══ THE DATA

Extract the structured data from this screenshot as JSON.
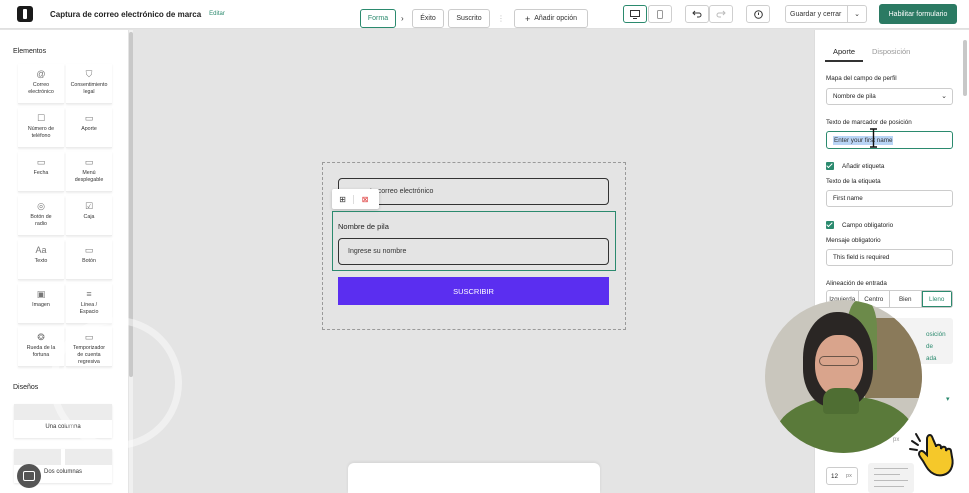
{
  "header": {
    "title": "Captura de correo electrónico de marca",
    "edit_label": "Editar",
    "save_label": "Guardar y cerrar",
    "enable_label": "Habilitar formulario",
    "icons": [
      "desktop-icon",
      "mobile-icon",
      "undo-icon",
      "redo-icon",
      "clock-icon",
      "chevron-down-icon"
    ]
  },
  "elements_panel": {
    "title": "Elementos",
    "items": [
      {
        "icon": "@",
        "label_1": "Correo",
        "label_2": "electrónico"
      },
      {
        "icon": "⛉",
        "label_1": "Consentimiento",
        "label_2": "legal"
      },
      {
        "icon": "☐",
        "label_1": "Número de",
        "label_2": "teléfono"
      },
      {
        "icon": "▭",
        "label_1": "Aporte",
        "label_2": ""
      },
      {
        "icon": "▭",
        "label_1": "Fecha",
        "label_2": ""
      },
      {
        "icon": "▭",
        "label_1": "Menú",
        "label_2": "desplegable"
      },
      {
        "icon": "◎",
        "label_1": "Botón de",
        "label_2": "radio"
      },
      {
        "icon": "☑",
        "label_1": "Caja",
        "label_2": ""
      },
      {
        "icon": "Aa",
        "label_1": "Texto",
        "label_2": ""
      },
      {
        "icon": "▭",
        "label_1": "Botón",
        "label_2": ""
      },
      {
        "icon": "▣",
        "label_1": "Imagen",
        "label_2": ""
      },
      {
        "icon": "≡",
        "label_1": "Línea /",
        "label_2": "Espacio"
      },
      {
        "icon": "❂",
        "label_1": "Rueda de la",
        "label_2": "fortuna"
      },
      {
        "icon": "▭",
        "label_1": "Temporizador",
        "label_2": "de cuenta regresiva"
      }
    ],
    "designs_title": "Diseños",
    "designs": [
      "Una columna",
      "Dos columnas"
    ]
  },
  "form": {
    "email_placeholder": "tu correo electrónico",
    "name_label": "Nombre de pila",
    "name_placeholder": "Ingrese su nombre",
    "submit_label": "SUSCRIBIR"
  },
  "steps": {
    "items": [
      "Forma",
      "Éxito",
      "Suscrito"
    ],
    "active": "Forma",
    "add_label": "Añadir opción"
  },
  "properties": {
    "tab_input": "Aporte",
    "tab_layout": "Disposición",
    "profile_map_label": "Mapa del campo de perfil",
    "profile_map_value": "Nombre de pila",
    "placeholder_label": "Texto de marcador de posición",
    "placeholder_value": "Enter your first name",
    "add_label_check": "Añadir etiqueta",
    "label_text_label": "Texto de la etiqueta",
    "label_text_value": "First name",
    "required_check": "Campo obligatorio",
    "required_msg_label": "Mensaje obligatorio",
    "required_msg_value": "This field is required",
    "align_label": "Alineación de entrada",
    "align_options": [
      "Izquierda",
      "Centro",
      "Bien",
      "Lleno"
    ],
    "align_selected": "Lleno",
    "info_line_1": "osición de",
    "info_line_2": "ada",
    "size_value": "12",
    "size_unit": "px",
    "px_ghost": "px"
  },
  "colors": {
    "accent": "#2b8a6e",
    "submit": "#5b2ef0",
    "enable_button": "#2b7a63"
  }
}
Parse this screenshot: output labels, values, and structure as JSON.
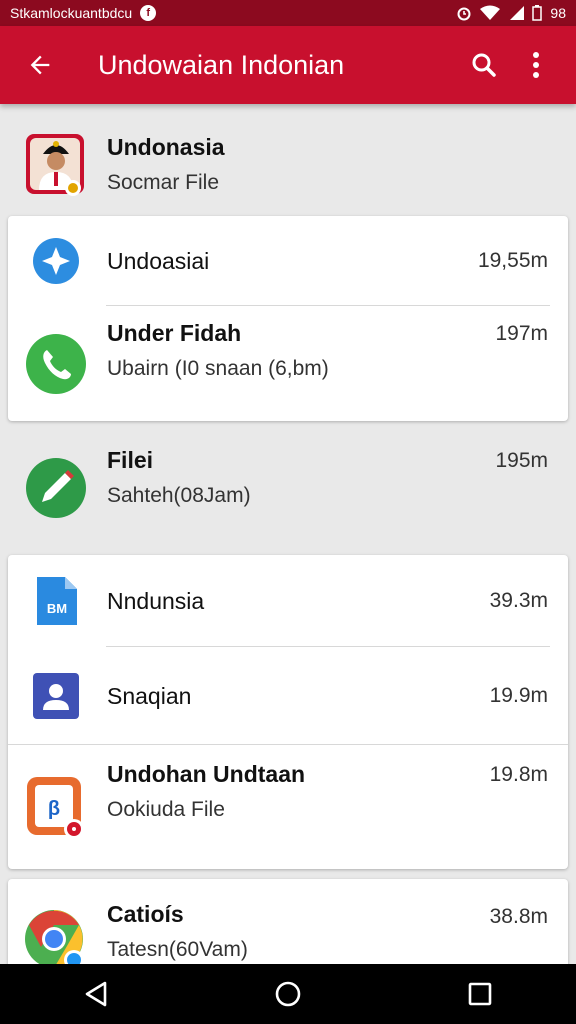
{
  "status_bar": {
    "left_text": "Stkamlockuantbdcu",
    "notification_badge": "f",
    "battery_text": "98"
  },
  "app_bar": {
    "title": "Undowaian Indonian",
    "icons": [
      "back-arrow-icon",
      "search-icon",
      "more-vert-icon"
    ]
  },
  "items": [
    {
      "title": "Undonasia",
      "subtitle": "Socmar File",
      "size": "",
      "icon": "character-app-icon",
      "bold": true
    },
    {
      "title": "Undoasiai",
      "subtitle": "",
      "size": "19,55m",
      "icon": "compass-icon",
      "bold": false
    },
    {
      "title": "Under Fidah",
      "subtitle": "Ubairn (I0 snaan (6,bm)",
      "size": "197m",
      "icon": "phone-icon",
      "bold": true
    },
    {
      "title": "Filei",
      "subtitle": "Sahteh(08Jam)",
      "size": "195m",
      "icon": "pen-icon",
      "bold": true
    },
    {
      "title": "Nndunsia",
      "subtitle": "",
      "size": "39.3m",
      "icon": "document-icon",
      "doc_label": "BM",
      "bold": false
    },
    {
      "title": "Snaqian",
      "subtitle": "",
      "size": "19.9m",
      "icon": "contact-icon",
      "bold": false
    },
    {
      "title": "Undohan Undtaan",
      "subtitle": "Ookiuda File",
      "size": "19.8m",
      "icon": "clipboard-icon",
      "bold": true
    },
    {
      "title": "Catioís",
      "subtitle": "Tatesn(60Vam)",
      "size": "38.8m",
      "icon": "chrome-icon",
      "bold": true
    }
  ],
  "colors": {
    "primary": "#c8102e",
    "status_bar": "#8c0a1f",
    "background": "#e9e9e9",
    "card": "#ffffff"
  },
  "nav_bar": {
    "icons": [
      "back-triangle-icon",
      "home-circle-icon",
      "recents-square-icon"
    ]
  }
}
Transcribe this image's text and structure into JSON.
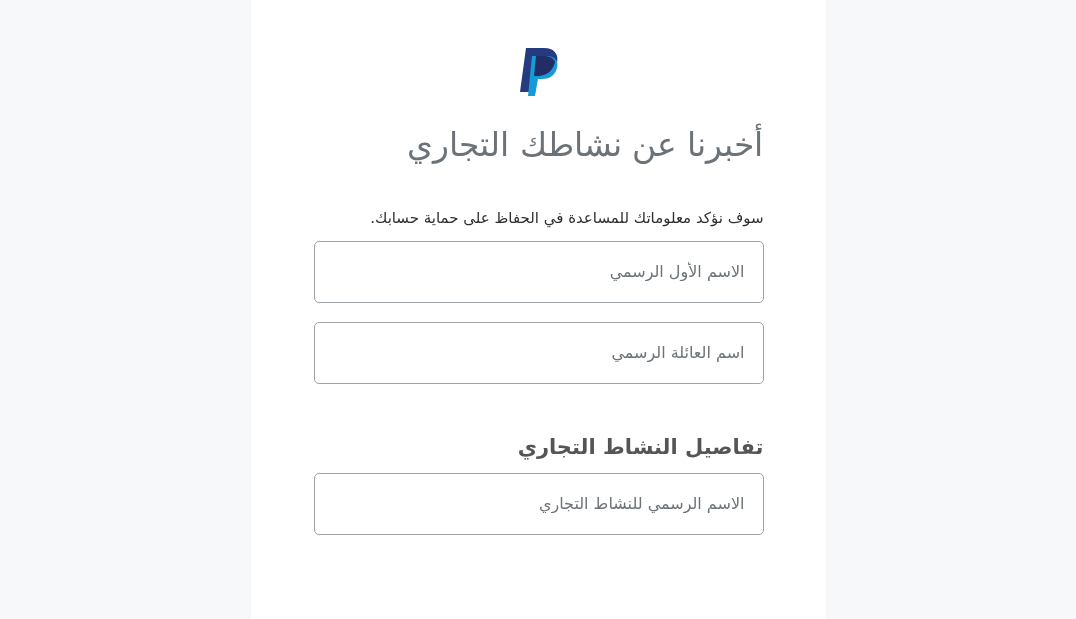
{
  "title": "أخبرنا عن نشاطك التجاري",
  "subtitle": "سوف نؤكد معلوماتك للمساعدة في الحفاظ على حماية حسابك.",
  "name_fields": [
    {
      "placeholder": "الاسم الأول الرسمي"
    },
    {
      "placeholder": "اسم العائلة الرسمي"
    }
  ],
  "business_section": {
    "heading": "تفاصيل النشاط التجاري",
    "fields": [
      {
        "placeholder": "الاسم الرسمي للنشاط التجاري"
      }
    ]
  }
}
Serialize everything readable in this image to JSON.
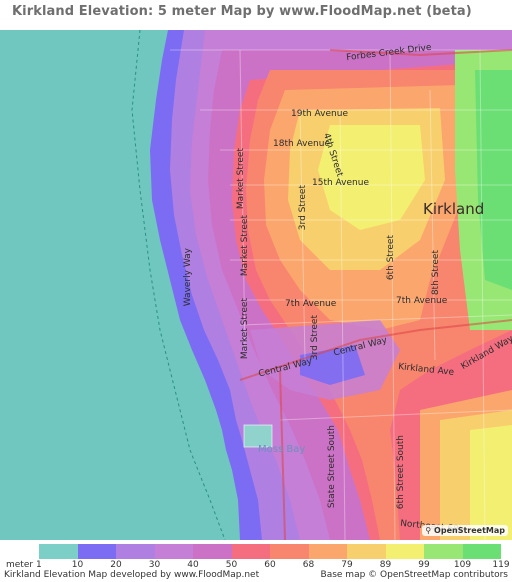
{
  "title": "Kirkland Elevation: 5 meter Map by www.FloodMap.net (beta)",
  "map": {
    "city_label": "Kirkland",
    "streets": {
      "forbes_creek": "Forbes Creek Drive",
      "nineteenth": "19th Avenue",
      "eighteenth": "18th Avenue",
      "fifteenth": "15th Avenue",
      "seventh_left": "7th Avenue",
      "seventh_right": "7th Avenue",
      "market1": "Market Street",
      "market2": "Market Street",
      "market3": "Market Street",
      "waverly": "Waverly Way",
      "third1": "3rd Street",
      "third2": "3rd Street",
      "fourth": "4th Street",
      "sixth": "6th Street",
      "eighth": "8th Street",
      "central1": "Central Way",
      "central2": "Central Way",
      "kirkland_ave": "Kirkland Ave",
      "kirkland_way": "Kirkland Way",
      "state": "State Street South",
      "sixth_south": "6th Street South",
      "northeast": "Northeast 68t",
      "moss_bay": "Moss Bay"
    },
    "logo_text": "OpenStreetMap"
  },
  "legend": {
    "unit": "meter",
    "first_tick": "1",
    "ticks": [
      "10",
      "20",
      "30",
      "40",
      "50",
      "60",
      "68",
      "79",
      "89",
      "99",
      "109",
      "119"
    ],
    "colors": [
      "#7ccfc6",
      "#7c6cf4",
      "#b07fe2",
      "#c57fd6",
      "#cc72c6",
      "#f56e80",
      "#f8856d",
      "#fba66d",
      "#f8cf6d",
      "#f3ef71",
      "#98e774",
      "#6bdf73"
    ]
  },
  "footer": {
    "left": "Kirkland Elevation Map developed by www.FloodMap.net",
    "right": "Base map © OpenStreetMap contributors"
  }
}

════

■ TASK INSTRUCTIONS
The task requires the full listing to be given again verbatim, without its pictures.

■ EXPECTED ANSWER
Extract the structured data from this screenshot as JSON.
{
  "header": {
    "title": "Captura de correo electrónico de marca",
    "edit_label": "Editar",
    "save_label": "Guardar y cerrar",
    "enable_label": "Habilitar formulario",
    "icons": [
      "desktop-icon",
      "mobile-icon",
      "undo-icon",
      "redo-icon",
      "clock-icon",
      "chevron-down-icon"
    ]
  },
  "elements_panel": {
    "title": "Elementos",
    "items": [
      {
        "icon": "@",
        "label_1": "Correo",
        "label_2": "electrónico"
      },
      {
        "icon": "⛉",
        "label_1": "Consentimiento",
        "label_2": "legal"
      },
      {
        "icon": "☐",
        "label_1": "Número de",
        "label_2": "teléfono"
      },
      {
        "icon": "▭",
        "label_1": "Aporte",
        "label_2": ""
      },
      {
        "icon": "▭",
        "label_1": "Fecha",
        "label_2": ""
      },
      {
        "icon": "▭",
        "label_1": "Menú",
        "label_2": "desplegable"
      },
      {
        "icon": "◎",
        "label_1": "Botón de",
        "label_2": "radio"
      },
      {
        "icon": "☑",
        "label_1": "Caja",
        "label_2": ""
      },
      {
        "icon": "Aa",
        "label_1": "Texto",
        "label_2": ""
      },
      {
        "icon": "▭",
        "label_1": "Botón",
        "label_2": ""
      },
      {
        "icon": "▣",
        "label_1": "Imagen",
        "label_2": ""
      },
      {
        "icon": "≡",
        "label_1": "Línea /",
        "label_2": "Espacio"
      },
      {
        "icon": "❂",
        "label_1": "Rueda de la",
        "label_2": "fortuna"
      },
      {
        "icon": "▭",
        "label_1": "Temporizador",
        "label_2": "de cuenta regresiva"
      }
    ],
    "designs_title": "Diseños",
    "designs": [
      "Una columna",
      "Dos columnas"
    ]
  },
  "form": {
    "email_placeholder": "tu correo electrónico",
    "name_label": "Nombre de pila",
    "name_placeholder": "Ingrese su nombre",
    "submit_label": "SUSCRIBIR"
  },
  "steps": {
    "items": [
      "Forma",
      "Éxito",
      "Suscrito"
    ],
    "active": "Forma",
    "add_label": "Añadir opción"
  },
  "properties": {
    "tab_input": "Aporte",
    "tab_layout": "Disposición",
    "profile_map_label": "Mapa del campo de perfil",
    "profile_map_value": "Nombre de pila",
    "placeholder_label": "Texto de marcador de posición",
    "placeholder_value": "Enter your first name",
    "add_label_check": "Añadir etiqueta",
    "label_text_label": "Texto de la etiqueta",
    "label_text_value": "First name",
    "required_check": "Campo obligatorio",
    "required_msg_label": "Mensaje obligatorio",
    "required_msg_value": "This field is required",
    "align_label": "Alineación de entrada",
    "align_options": [
      "Izquierda",
      "Centro",
      "Bien",
      "Lleno"
    ],
    "align_selected": "Lleno",
    "info_line_1": "osición de",
    "info_line_2": "ada",
    "size_value": "12",
    "size_unit": "px",
    "px_ghost": "px"
  },
  "colors": {
    "accent": "#2b8a6e",
    "submit": "#5b2ef0",
    "enable_button": "#2b7a63"
  }
}
Parse this screenshot: output labels, values, and structure as JSON.
{
  "status_bar": {
    "left_text": "Stkamlockuantbdcu",
    "notification_badge": "f",
    "battery_text": "98"
  },
  "app_bar": {
    "title": "Undowaian Indonian",
    "icons": [
      "back-arrow-icon",
      "search-icon",
      "more-vert-icon"
    ]
  },
  "items": [
    {
      "title": "Undonasia",
      "subtitle": "Socmar File",
      "size": "",
      "icon": "character-app-icon",
      "bold": true
    },
    {
      "title": "Undoasiai",
      "subtitle": "",
      "size": "19,55m",
      "icon": "compass-icon",
      "bold": false
    },
    {
      "title": "Under Fidah",
      "subtitle": "Ubairn (I0 snaan (6,bm)",
      "size": "197m",
      "icon": "phone-icon",
      "bold": true
    },
    {
      "title": "Filei",
      "subtitle": "Sahteh(08Jam)",
      "size": "195m",
      "icon": "pen-icon",
      "bold": true
    },
    {
      "title": "Nndunsia",
      "subtitle": "",
      "size": "39.3m",
      "icon": "document-icon",
      "doc_label": "BM",
      "bold": false
    },
    {
      "title": "Snaqian",
      "subtitle": "",
      "size": "19.9m",
      "icon": "contact-icon",
      "bold": false
    },
    {
      "title": "Undohan Undtaan",
      "subtitle": "Ookiuda File",
      "size": "19.8m",
      "icon": "clipboard-icon",
      "bold": true
    },
    {
      "title": "Catioís",
      "subtitle": "Tatesn(60Vam)",
      "size": "38.8m",
      "icon": "chrome-icon",
      "bold": true
    }
  ],
  "colors": {
    "primary": "#c8102e",
    "status_bar": "#8c0a1f",
    "background": "#e9e9e9",
    "card": "#ffffff"
  },
  "nav_bar": {
    "icons": [
      "back-triangle-icon",
      "home-circle-icon",
      "recents-square-icon"
    ]
  }
}
Transcribe this image's text and structure into JSON.
{
  "title": "أخبرنا عن نشاطك التجاري",
  "subtitle": "سوف نؤكد معلوماتك للمساعدة في الحفاظ على حماية حسابك.",
  "name_fields": [
    {
      "placeholder": "الاسم الأول الرسمي"
    },
    {
      "placeholder": "اسم العائلة الرسمي"
    }
  ],
  "business_section": {
    "heading": "تفاصيل النشاط التجاري",
    "fields": [
      {
        "placeholder": "الاسم الرسمي للنشاط التجاري"
      }
    ]
  }
}
Serialize everything readable in this image to JSON.
{
  "title": "Kirkland Elevation: 5 meter Map by www.FloodMap.net (beta)",
  "map": {
    "city_label": "Kirkland",
    "streets": {
      "forbes_creek": "Forbes Creek Drive",
      "nineteenth": "19th Avenue",
      "eighteenth": "18th Avenue",
      "fifteenth": "15th Avenue",
      "seventh_left": "7th Avenue",
      "seventh_right": "7th Avenue",
      "market1": "Market Street",
      "market2": "Market Street",
      "market3": "Market Street",
      "waverly": "Waverly Way",
      "third1": "3rd Street",
      "third2": "3rd Street",
      "fourth": "4th Street",
      "sixth": "6th Street",
      "eighth": "8th Street",
      "central1": "Central Way",
      "central2": "Central Way",
      "kirkland_ave": "Kirkland Ave",
      "kirkland_way": "Kirkland Way",
      "state": "State Street South",
      "sixth_south": "6th Street South",
      "northeast": "Northeast 68t",
      "moss_bay": "Moss Bay"
    },
    "logo_text": "OpenStreetMap"
  },
  "legend": {
    "unit": "meter",
    "first_tick": "1",
    "ticks": [
      "10",
      "20",
      "30",
      "40",
      "50",
      "60",
      "68",
      "79",
      "89",
      "99",
      "109",
      "119"
    ],
    "colors": [
      "#7ccfc6",
      "#7c6cf4",
      "#b07fe2",
      "#c57fd6",
      "#cc72c6",
      "#f56e80",
      "#f8856d",
      "#fba66d",
      "#f8cf6d",
      "#f3ef71",
      "#98e774",
      "#6bdf73"
    ]
  },
  "footer": {
    "left": "Kirkland Elevation Map developed by www.FloodMap.net",
    "right": "Base map © OpenStreetMap contributors"
  }
}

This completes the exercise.